Input records
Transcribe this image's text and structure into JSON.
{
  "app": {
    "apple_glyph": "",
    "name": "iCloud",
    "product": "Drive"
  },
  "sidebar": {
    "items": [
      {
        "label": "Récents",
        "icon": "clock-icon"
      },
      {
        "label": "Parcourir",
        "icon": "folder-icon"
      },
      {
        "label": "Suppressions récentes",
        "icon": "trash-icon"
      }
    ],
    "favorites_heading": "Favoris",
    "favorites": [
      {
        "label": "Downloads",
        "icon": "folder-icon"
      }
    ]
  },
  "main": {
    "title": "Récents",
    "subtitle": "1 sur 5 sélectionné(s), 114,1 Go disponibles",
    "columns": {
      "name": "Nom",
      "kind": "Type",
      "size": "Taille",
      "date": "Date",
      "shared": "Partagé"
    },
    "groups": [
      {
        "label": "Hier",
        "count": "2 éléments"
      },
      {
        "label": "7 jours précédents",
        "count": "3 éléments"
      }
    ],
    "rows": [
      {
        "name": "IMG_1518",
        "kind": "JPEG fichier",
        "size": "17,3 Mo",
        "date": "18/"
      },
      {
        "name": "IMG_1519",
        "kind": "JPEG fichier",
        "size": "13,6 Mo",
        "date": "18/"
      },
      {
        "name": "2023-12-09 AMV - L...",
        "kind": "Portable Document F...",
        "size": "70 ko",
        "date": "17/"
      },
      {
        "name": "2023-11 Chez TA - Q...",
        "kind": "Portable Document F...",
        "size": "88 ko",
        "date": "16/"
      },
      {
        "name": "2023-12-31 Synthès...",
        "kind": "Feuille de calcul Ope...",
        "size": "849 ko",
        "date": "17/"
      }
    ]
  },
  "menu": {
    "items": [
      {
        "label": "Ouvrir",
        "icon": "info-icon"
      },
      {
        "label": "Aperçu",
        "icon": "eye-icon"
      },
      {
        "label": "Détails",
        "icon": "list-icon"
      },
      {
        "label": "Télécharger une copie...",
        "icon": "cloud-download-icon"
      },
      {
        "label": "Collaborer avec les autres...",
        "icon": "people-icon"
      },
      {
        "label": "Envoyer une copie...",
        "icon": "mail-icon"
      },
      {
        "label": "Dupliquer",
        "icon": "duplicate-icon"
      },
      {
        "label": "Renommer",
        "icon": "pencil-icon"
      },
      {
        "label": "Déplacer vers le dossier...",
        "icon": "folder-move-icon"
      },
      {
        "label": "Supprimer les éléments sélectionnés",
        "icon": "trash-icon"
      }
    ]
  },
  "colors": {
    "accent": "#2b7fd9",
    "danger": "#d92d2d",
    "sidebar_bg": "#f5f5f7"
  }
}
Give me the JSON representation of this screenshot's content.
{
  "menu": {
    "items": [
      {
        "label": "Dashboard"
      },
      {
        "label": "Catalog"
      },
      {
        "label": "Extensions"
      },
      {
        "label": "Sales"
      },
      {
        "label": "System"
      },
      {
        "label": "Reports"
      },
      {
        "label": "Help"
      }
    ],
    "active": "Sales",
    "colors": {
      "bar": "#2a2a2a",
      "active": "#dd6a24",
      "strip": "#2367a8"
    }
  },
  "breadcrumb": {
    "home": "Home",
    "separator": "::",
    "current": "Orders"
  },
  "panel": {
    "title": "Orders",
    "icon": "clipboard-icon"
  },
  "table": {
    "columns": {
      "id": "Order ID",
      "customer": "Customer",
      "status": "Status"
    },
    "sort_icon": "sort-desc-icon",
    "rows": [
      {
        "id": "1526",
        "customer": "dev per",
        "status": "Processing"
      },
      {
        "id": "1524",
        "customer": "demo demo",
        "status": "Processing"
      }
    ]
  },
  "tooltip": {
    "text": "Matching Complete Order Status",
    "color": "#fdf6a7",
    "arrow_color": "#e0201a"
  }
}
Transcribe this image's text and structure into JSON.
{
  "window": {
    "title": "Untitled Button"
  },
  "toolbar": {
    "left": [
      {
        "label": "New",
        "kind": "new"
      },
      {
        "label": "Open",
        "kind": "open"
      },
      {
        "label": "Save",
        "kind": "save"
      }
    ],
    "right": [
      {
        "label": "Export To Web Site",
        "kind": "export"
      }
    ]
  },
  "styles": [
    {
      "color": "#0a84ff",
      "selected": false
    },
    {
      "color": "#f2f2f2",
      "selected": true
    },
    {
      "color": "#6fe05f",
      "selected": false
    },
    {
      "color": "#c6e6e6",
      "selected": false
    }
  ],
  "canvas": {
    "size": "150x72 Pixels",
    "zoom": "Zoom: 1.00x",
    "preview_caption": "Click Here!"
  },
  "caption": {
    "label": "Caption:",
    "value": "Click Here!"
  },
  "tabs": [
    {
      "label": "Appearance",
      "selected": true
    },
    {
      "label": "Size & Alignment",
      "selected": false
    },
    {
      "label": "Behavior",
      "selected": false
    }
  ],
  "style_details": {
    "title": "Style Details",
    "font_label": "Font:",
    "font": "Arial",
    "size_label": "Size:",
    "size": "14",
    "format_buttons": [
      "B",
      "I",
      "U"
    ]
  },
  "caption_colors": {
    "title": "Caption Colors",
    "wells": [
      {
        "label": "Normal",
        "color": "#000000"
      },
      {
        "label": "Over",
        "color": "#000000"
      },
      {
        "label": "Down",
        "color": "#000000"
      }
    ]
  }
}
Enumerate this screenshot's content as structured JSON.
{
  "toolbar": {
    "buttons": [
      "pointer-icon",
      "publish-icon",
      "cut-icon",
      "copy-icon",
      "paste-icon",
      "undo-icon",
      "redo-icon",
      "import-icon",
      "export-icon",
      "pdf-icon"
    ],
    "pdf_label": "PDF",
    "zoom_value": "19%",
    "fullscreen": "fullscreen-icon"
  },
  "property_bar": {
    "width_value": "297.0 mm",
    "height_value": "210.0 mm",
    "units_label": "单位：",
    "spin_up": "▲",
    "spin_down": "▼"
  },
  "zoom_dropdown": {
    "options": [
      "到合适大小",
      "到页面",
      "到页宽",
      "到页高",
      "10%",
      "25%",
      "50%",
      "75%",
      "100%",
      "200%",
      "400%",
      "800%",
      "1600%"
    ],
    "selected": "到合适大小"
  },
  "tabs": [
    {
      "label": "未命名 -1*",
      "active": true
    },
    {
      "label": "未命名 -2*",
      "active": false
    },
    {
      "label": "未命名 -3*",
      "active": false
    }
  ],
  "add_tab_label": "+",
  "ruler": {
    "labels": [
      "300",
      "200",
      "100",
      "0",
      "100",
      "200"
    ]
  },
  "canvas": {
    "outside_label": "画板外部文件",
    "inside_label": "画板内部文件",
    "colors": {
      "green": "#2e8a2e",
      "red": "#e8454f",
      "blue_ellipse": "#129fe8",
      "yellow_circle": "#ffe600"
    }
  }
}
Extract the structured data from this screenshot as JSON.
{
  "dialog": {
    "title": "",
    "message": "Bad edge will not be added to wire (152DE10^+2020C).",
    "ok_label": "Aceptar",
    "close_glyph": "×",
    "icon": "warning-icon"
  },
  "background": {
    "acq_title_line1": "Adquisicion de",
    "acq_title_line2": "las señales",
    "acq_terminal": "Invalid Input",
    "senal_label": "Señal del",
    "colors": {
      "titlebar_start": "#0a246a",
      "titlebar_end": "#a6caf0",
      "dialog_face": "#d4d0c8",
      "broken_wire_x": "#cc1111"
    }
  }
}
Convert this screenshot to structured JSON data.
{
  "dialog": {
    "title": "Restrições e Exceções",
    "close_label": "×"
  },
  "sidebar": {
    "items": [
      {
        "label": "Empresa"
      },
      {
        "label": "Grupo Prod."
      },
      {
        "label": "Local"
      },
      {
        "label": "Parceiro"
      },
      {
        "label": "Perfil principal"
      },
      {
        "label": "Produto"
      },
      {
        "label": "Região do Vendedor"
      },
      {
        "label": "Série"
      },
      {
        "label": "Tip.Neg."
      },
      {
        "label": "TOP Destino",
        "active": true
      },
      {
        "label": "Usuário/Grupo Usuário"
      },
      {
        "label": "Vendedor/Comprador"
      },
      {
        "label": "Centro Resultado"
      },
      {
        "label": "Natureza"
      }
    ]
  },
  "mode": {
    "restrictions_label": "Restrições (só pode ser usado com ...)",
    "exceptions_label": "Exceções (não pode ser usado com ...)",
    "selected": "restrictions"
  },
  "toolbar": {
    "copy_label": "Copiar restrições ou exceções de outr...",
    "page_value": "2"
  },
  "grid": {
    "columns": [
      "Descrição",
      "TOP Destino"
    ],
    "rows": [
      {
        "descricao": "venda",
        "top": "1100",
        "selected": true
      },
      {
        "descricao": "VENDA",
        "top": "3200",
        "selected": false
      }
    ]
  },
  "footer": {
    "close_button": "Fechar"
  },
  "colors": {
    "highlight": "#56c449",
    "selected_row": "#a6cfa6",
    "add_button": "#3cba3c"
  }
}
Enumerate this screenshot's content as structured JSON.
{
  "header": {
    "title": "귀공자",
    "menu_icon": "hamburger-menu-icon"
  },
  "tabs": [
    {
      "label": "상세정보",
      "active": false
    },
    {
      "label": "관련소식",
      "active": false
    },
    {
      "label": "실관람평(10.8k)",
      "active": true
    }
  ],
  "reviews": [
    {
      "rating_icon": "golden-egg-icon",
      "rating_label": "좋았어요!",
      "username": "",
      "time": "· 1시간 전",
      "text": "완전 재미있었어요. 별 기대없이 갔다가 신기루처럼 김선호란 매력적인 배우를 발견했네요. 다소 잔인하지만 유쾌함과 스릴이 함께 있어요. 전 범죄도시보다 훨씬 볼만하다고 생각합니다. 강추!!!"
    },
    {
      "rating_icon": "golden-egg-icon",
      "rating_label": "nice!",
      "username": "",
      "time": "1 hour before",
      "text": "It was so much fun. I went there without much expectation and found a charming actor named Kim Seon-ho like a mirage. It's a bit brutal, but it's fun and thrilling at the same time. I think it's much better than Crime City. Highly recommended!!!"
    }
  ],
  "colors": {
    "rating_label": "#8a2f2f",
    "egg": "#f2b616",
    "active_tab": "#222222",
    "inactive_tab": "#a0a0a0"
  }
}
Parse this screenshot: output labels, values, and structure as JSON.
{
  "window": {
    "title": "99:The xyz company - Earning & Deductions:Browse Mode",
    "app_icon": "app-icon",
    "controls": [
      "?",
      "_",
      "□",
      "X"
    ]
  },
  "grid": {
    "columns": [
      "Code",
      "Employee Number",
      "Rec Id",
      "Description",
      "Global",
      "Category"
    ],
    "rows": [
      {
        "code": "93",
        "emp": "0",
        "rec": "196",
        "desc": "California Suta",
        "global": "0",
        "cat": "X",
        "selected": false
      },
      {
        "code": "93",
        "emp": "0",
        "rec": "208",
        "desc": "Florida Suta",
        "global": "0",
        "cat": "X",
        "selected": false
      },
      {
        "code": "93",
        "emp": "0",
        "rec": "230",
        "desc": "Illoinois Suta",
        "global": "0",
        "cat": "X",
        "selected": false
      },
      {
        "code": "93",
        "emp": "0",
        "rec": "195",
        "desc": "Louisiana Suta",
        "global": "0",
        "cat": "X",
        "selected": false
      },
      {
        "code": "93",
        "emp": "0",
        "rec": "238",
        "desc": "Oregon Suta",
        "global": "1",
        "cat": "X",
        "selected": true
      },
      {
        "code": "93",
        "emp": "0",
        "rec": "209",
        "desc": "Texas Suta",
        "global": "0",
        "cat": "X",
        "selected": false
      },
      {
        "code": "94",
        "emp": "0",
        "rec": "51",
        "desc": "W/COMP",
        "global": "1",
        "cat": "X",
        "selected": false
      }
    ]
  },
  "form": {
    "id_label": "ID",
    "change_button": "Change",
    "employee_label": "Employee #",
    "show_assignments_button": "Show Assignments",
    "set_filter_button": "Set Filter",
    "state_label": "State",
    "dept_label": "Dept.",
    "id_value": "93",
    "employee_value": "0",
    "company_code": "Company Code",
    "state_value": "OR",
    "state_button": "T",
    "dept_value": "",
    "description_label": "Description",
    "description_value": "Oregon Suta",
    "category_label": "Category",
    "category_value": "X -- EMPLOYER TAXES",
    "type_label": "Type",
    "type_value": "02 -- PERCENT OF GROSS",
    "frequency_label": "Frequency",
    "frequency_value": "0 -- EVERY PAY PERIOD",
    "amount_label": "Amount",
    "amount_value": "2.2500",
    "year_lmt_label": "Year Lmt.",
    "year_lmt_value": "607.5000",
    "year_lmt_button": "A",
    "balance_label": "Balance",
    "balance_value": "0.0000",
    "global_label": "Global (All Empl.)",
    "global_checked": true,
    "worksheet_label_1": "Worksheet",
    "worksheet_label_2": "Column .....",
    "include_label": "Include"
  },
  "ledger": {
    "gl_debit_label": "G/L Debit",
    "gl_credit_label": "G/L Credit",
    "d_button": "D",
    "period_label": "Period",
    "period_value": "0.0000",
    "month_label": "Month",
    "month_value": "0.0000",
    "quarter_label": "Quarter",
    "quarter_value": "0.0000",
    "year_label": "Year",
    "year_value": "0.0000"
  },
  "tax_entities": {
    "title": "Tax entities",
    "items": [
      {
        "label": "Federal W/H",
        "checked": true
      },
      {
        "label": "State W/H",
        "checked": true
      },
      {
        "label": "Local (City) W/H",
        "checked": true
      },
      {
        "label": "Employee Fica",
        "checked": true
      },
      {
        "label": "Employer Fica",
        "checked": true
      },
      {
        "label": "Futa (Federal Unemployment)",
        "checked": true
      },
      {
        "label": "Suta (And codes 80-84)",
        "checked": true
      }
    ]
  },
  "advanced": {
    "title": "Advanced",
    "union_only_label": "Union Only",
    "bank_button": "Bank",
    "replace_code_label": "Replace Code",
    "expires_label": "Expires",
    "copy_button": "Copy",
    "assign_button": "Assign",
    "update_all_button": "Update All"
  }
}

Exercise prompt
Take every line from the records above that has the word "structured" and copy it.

Completed exercise
Enumerate this screenshot's content as structured JSON.
Extract the structured data from this screenshot as JSON.
Convert this screenshot to structured JSON data.
Enumerate this screenshot's content as structured JSON.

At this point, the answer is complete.